TASK ITEM:
Your copy should repeat each record below exactly and contain no images.

START PROVIDED RECORDS

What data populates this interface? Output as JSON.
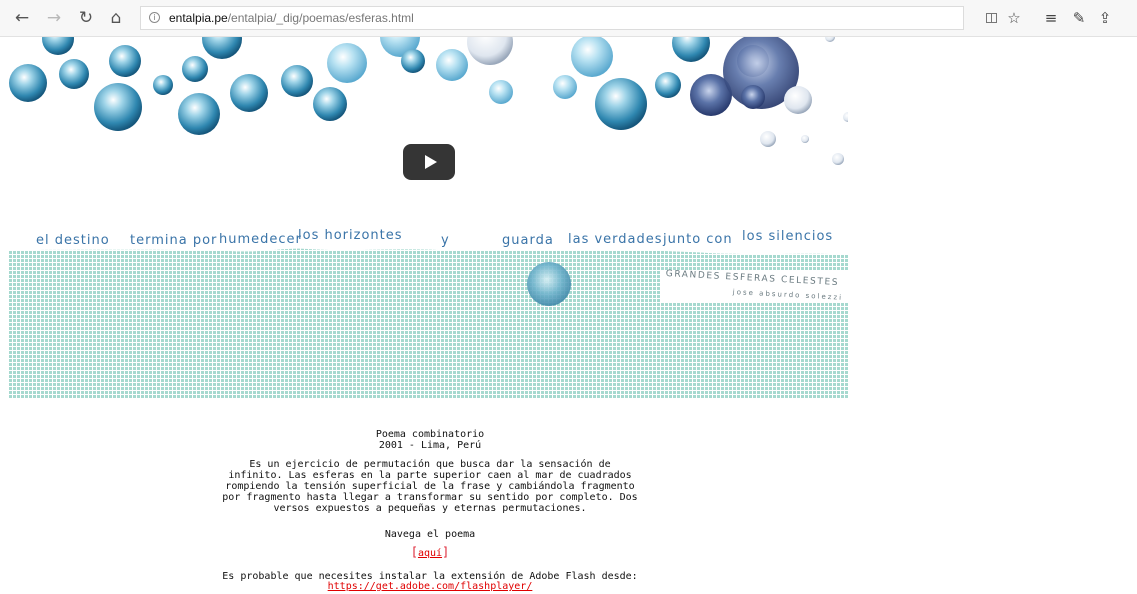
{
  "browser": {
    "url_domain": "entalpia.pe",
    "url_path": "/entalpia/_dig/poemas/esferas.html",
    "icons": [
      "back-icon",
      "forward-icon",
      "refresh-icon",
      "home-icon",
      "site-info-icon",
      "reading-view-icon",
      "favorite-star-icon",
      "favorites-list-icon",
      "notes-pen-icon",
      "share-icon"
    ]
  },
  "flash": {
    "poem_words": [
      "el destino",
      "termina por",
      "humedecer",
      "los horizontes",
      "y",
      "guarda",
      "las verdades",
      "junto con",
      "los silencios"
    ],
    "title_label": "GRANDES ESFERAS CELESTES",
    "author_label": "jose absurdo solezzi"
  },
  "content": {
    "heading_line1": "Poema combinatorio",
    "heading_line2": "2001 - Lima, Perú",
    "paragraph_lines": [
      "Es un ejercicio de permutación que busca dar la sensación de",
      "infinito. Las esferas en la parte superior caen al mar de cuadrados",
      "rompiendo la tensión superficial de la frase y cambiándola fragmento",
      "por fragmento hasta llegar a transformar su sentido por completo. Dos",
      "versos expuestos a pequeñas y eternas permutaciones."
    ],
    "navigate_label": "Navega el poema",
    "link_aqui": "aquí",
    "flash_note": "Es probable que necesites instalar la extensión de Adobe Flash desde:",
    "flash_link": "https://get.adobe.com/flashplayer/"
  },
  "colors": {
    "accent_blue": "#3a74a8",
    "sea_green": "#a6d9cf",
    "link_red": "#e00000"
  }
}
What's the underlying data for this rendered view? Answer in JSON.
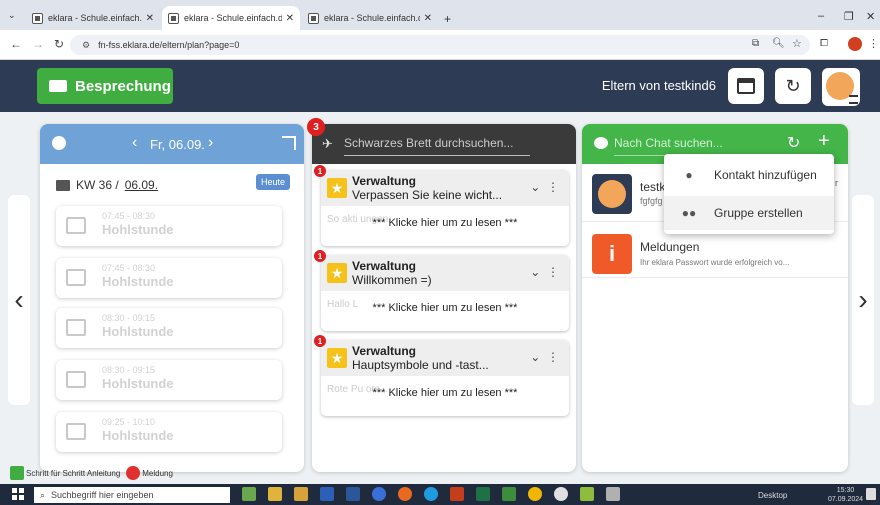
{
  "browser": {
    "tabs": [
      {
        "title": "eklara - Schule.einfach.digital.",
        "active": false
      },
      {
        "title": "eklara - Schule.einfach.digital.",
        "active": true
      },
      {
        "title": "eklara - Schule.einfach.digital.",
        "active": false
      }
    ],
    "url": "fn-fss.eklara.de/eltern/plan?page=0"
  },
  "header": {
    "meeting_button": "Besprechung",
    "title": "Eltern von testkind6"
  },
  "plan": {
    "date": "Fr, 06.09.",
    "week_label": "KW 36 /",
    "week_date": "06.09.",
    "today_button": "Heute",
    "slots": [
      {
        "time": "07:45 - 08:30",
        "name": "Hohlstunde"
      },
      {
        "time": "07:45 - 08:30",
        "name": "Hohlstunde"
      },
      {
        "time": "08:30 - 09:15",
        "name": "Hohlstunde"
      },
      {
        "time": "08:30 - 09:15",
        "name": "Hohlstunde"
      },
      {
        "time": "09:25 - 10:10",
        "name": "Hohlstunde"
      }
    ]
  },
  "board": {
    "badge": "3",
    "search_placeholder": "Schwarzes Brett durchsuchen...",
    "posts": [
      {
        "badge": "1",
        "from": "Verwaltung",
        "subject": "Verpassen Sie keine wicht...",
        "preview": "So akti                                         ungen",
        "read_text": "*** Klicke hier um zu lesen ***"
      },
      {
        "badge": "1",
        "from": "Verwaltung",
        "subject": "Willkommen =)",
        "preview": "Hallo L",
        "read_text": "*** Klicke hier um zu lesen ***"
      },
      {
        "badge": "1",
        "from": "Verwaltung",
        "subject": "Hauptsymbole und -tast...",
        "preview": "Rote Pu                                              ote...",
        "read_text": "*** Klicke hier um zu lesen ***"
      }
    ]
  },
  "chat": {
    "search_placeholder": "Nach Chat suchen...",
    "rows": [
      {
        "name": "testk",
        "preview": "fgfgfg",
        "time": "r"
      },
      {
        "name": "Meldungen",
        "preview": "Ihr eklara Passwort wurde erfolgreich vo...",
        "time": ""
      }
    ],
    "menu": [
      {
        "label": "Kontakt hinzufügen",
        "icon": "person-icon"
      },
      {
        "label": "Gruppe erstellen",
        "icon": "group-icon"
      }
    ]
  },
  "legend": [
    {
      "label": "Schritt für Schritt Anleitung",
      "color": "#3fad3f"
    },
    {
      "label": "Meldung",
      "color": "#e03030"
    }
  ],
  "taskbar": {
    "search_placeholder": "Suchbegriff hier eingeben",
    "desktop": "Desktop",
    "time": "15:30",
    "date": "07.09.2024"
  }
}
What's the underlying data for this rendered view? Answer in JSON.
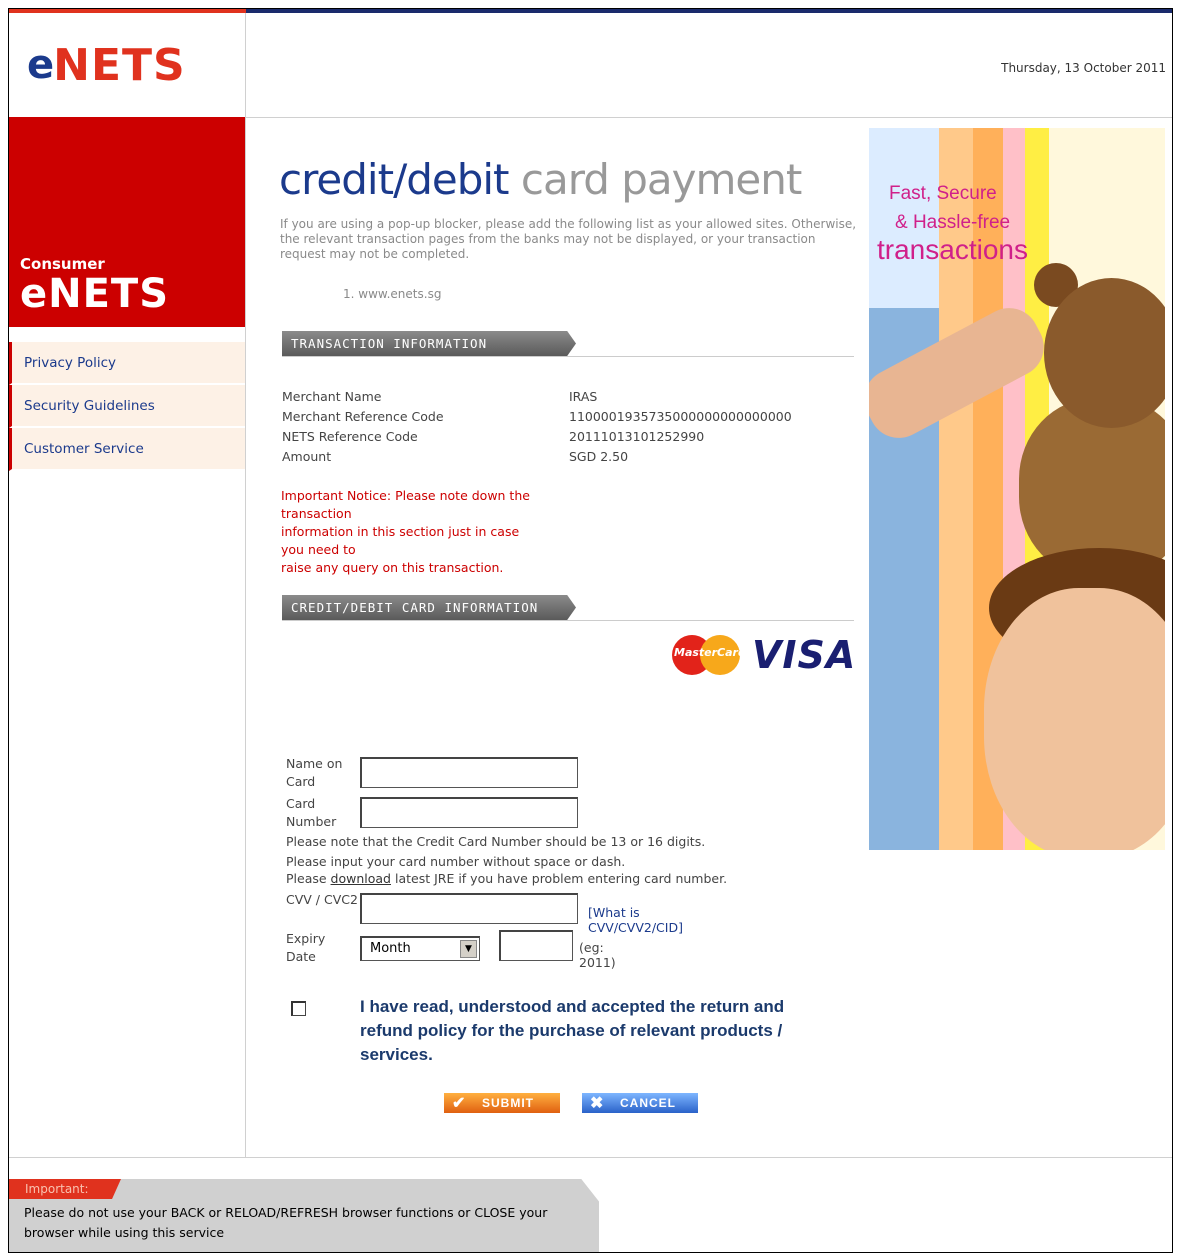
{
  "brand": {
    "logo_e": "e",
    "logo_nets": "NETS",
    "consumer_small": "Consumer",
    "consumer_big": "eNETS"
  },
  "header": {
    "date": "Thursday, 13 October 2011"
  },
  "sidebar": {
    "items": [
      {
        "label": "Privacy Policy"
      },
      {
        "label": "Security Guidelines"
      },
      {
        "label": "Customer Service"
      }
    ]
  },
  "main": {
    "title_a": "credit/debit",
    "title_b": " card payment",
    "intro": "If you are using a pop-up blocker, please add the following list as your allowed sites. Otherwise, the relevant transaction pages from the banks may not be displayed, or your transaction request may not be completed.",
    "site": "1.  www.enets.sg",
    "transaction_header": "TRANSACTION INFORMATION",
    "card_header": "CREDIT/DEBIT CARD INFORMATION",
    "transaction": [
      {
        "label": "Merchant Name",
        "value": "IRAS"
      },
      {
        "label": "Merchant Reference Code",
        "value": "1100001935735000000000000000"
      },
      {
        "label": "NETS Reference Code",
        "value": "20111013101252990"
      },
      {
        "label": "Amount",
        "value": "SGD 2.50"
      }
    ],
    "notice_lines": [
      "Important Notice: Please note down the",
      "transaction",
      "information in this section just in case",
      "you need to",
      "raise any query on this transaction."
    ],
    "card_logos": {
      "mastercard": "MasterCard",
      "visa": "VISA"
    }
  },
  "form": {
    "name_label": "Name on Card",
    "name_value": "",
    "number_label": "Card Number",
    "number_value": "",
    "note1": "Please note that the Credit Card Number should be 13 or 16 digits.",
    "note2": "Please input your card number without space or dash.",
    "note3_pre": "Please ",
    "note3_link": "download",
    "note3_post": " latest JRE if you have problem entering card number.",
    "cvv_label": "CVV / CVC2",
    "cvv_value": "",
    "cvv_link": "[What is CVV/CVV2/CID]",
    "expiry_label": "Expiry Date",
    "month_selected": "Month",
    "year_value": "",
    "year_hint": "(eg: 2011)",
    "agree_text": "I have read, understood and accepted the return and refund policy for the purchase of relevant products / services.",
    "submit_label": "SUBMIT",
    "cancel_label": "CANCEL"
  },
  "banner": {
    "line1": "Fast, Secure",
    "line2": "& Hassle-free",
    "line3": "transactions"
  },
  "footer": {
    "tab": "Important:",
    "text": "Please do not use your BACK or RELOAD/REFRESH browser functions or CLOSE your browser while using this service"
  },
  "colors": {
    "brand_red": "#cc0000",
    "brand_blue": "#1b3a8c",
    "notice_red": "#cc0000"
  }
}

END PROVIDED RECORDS

SOLUTION FOR THIS TASK:
What data populates this interface? Output as JSON.
{
  "browser": {
    "url_domain": "entalpia.pe",
    "url_path": "/entalpia/_dig/poemas/esferas.html",
    "icons": [
      "back-icon",
      "forward-icon",
      "refresh-icon",
      "home-icon",
      "site-info-icon",
      "reading-view-icon",
      "favorite-star-icon",
      "favorites-list-icon",
      "notes-pen-icon",
      "share-icon"
    ]
  },
  "flash": {
    "poem_words": [
      "el destino",
      "termina por",
      "humedecer",
      "los horizontes",
      "y",
      "guarda",
      "las verdades",
      "junto con",
      "los silencios"
    ],
    "title_label": "GRANDES ESFERAS CELESTES",
    "author_label": "jose absurdo solezzi"
  },
  "content": {
    "heading_line1": "Poema combinatorio",
    "heading_line2": "2001 - Lima, Perú",
    "paragraph_lines": [
      "Es un ejercicio de permutación que busca dar la sensación de",
      "infinito. Las esferas en la parte superior caen al mar de cuadrados",
      "rompiendo la tensión superficial de la frase y cambiándola fragmento",
      "por fragmento hasta llegar a transformar su sentido por completo. Dos",
      "versos expuestos a pequeñas y eternas permutaciones."
    ],
    "navigate_label": "Navega el poema",
    "link_aqui": "aquí",
    "flash_note": "Es probable que necesites instalar la extensión de Adobe Flash desde:",
    "flash_link": "https://get.adobe.com/flashplayer/"
  },
  "colors": {
    "accent_blue": "#3a74a8",
    "sea_green": "#a6d9cf",
    "link_red": "#e00000"
  }
}
What's the underlying data for this rendered view? Answer in JSON.
{
  "browser": {
    "tabs": [
      {
        "title": "eklara - Schule.einfach.digital.",
        "active": false
      },
      {
        "title": "eklara - Schule.einfach.digital.",
        "active": true
      },
      {
        "title": "eklara - Schule.einfach.digital.",
        "active": false
      }
    ],
    "url": "fn-fss.eklara.de/eltern/plan?page=0"
  },
  "header": {
    "meeting_button": "Besprechung",
    "title": "Eltern von testkind6"
  },
  "plan": {
    "date": "Fr, 06.09.",
    "week_label": "KW 36 /",
    "week_date": "06.09.",
    "today_button": "Heute",
    "slots": [
      {
        "time": "07:45 - 08:30",
        "name": "Hohlstunde"
      },
      {
        "time": "07:45 - 08:30",
        "name": "Hohlstunde"
      },
      {
        "time": "08:30 - 09:15",
        "name": "Hohlstunde"
      },
      {
        "time": "08:30 - 09:15",
        "name": "Hohlstunde"
      },
      {
        "time": "09:25 - 10:10",
        "name": "Hohlstunde"
      }
    ]
  },
  "board": {
    "badge": "3",
    "search_placeholder": "Schwarzes Brett durchsuchen...",
    "posts": [
      {
        "badge": "1",
        "from": "Verwaltung",
        "subject": "Verpassen Sie keine wicht...",
        "preview": "So akti                                         ungen",
        "read_text": "*** Klicke hier um zu lesen ***"
      },
      {
        "badge": "1",
        "from": "Verwaltung",
        "subject": "Willkommen =)",
        "preview": "Hallo L",
        "read_text": "*** Klicke hier um zu lesen ***"
      },
      {
        "badge": "1",
        "from": "Verwaltung",
        "subject": "Hauptsymbole und -tast...",
        "preview": "Rote Pu                                              ote...",
        "read_text": "*** Klicke hier um zu lesen ***"
      }
    ]
  },
  "chat": {
    "search_placeholder": "Nach Chat suchen...",
    "rows": [
      {
        "name": "testk",
        "preview": "fgfgfg",
        "time": "r"
      },
      {
        "name": "Meldungen",
        "preview": "Ihr eklara Passwort wurde erfolgreich vo...",
        "time": ""
      }
    ],
    "menu": [
      {
        "label": "Kontakt hinzufügen",
        "icon": "person-icon"
      },
      {
        "label": "Gruppe erstellen",
        "icon": "group-icon"
      }
    ]
  },
  "legend": [
    {
      "label": "Schritt für Schritt Anleitung",
      "color": "#3fad3f"
    },
    {
      "label": "Meldung",
      "color": "#e03030"
    }
  ],
  "taskbar": {
    "search_placeholder": "Suchbegriff hier eingeben",
    "desktop": "Desktop",
    "time": "15:30",
    "date": "07.09.2024"
  }
}
What's the underlying data for this rendered view? Answer in JSON.
{
  "brand": {
    "logo_e": "e",
    "logo_nets": "NETS",
    "consumer_small": "Consumer",
    "consumer_big": "eNETS"
  },
  "header": {
    "date": "Thursday, 13 October 2011"
  },
  "sidebar": {
    "items": [
      {
        "label": "Privacy Policy"
      },
      {
        "label": "Security Guidelines"
      },
      {
        "label": "Customer Service"
      }
    ]
  },
  "main": {
    "title_a": "credit/debit",
    "title_b": " card payment",
    "intro": "If you are using a pop-up blocker, please add the following list as your allowed sites. Otherwise, the relevant transaction pages from the banks may not be displayed, or your transaction request may not be completed.",
    "site": "1.  www.enets.sg",
    "transaction_header": "TRANSACTION INFORMATION",
    "card_header": "CREDIT/DEBIT CARD INFORMATION",
    "transaction": [
      {
        "label": "Merchant Name",
        "value": "IRAS"
      },
      {
        "label": "Merchant Reference Code",
        "value": "1100001935735000000000000000"
      },
      {
        "label": "NETS Reference Code",
        "value": "20111013101252990"
      },
      {
        "label": "Amount",
        "value": "SGD 2.50"
      }
    ],
    "notice_lines": [
      "Important Notice: Please note down the",
      "transaction",
      "information in this section just in case",
      "you need to",
      "raise any query on this transaction."
    ],
    "card_logos": {
      "mastercard": "MasterCard",
      "visa": "VISA"
    }
  },
  "form": {
    "name_label": "Name on Card",
    "name_value": "",
    "number_label": "Card Number",
    "number_value": "",
    "note1": "Please note that the Credit Card Number should be 13 or 16 digits.",
    "note2": "Please input your card number without space or dash.",
    "note3_pre": "Please ",
    "note3_link": "download",
    "note3_post": " latest JRE if you have problem entering card number.",
    "cvv_label": "CVV / CVC2",
    "cvv_value": "",
    "cvv_link": "[What is CVV/CVV2/CID]",
    "expiry_label": "Expiry Date",
    "month_selected": "Month",
    "year_value": "",
    "year_hint": "(eg: 2011)",
    "agree_text": "I have read, understood and accepted the return and refund policy for the purchase of relevant products / services.",
    "submit_label": "SUBMIT",
    "cancel_label": "CANCEL"
  },
  "banner": {
    "line1": "Fast, Secure",
    "line2": "& Hassle-free",
    "line3": "transactions"
  },
  "footer": {
    "tab": "Important:",
    "text": "Please do not use your BACK or RELOAD/REFRESH browser functions or CLOSE your browser while using this service"
  },
  "colors": {
    "brand_red": "#cc0000",
    "brand_blue": "#1b3a8c",
    "notice_red": "#cc0000"
  }
}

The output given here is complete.